== RECORDS SUPPLIED ==

───

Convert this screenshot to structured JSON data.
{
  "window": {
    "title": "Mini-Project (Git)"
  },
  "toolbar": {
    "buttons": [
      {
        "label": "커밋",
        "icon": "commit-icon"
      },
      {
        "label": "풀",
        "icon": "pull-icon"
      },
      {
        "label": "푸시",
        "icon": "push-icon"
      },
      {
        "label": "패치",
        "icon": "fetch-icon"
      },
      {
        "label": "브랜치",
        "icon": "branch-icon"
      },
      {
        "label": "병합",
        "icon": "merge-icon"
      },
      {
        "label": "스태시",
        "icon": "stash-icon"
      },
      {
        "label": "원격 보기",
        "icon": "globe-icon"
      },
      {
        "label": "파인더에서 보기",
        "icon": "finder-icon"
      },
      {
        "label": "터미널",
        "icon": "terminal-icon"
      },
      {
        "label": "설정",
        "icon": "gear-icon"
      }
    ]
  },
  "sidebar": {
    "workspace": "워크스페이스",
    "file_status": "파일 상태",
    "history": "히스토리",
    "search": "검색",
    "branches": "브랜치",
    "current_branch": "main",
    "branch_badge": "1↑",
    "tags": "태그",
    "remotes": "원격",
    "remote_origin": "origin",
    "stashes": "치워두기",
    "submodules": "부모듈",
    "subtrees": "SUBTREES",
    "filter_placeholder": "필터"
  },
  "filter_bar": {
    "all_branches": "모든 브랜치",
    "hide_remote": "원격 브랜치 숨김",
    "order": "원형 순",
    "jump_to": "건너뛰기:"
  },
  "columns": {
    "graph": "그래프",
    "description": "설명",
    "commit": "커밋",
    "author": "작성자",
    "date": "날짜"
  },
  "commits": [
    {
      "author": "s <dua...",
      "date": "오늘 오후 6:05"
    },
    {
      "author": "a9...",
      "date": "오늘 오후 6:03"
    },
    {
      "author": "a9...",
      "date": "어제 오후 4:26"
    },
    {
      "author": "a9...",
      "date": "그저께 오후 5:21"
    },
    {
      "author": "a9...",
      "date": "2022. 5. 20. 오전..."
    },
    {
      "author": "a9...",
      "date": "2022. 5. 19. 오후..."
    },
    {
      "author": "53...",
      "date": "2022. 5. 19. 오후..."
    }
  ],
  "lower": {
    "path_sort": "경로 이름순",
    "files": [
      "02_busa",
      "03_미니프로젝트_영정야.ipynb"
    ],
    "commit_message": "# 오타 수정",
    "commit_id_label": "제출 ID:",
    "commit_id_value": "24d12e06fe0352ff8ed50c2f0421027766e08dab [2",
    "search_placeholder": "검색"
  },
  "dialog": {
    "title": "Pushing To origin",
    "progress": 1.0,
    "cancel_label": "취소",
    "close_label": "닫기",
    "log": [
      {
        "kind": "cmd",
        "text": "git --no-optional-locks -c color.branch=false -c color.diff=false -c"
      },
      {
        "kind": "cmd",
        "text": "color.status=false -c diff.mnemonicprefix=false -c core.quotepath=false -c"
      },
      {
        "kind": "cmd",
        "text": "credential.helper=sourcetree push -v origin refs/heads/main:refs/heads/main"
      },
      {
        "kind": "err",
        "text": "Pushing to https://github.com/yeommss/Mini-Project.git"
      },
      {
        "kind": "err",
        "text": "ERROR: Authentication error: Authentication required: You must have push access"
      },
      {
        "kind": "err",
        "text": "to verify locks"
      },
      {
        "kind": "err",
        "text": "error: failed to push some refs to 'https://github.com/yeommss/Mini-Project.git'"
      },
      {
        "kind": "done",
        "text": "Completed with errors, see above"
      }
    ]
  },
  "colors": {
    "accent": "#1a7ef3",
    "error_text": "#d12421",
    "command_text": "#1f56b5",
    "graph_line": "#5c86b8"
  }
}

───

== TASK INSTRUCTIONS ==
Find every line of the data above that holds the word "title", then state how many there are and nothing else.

== ANSWER SECTION ==
2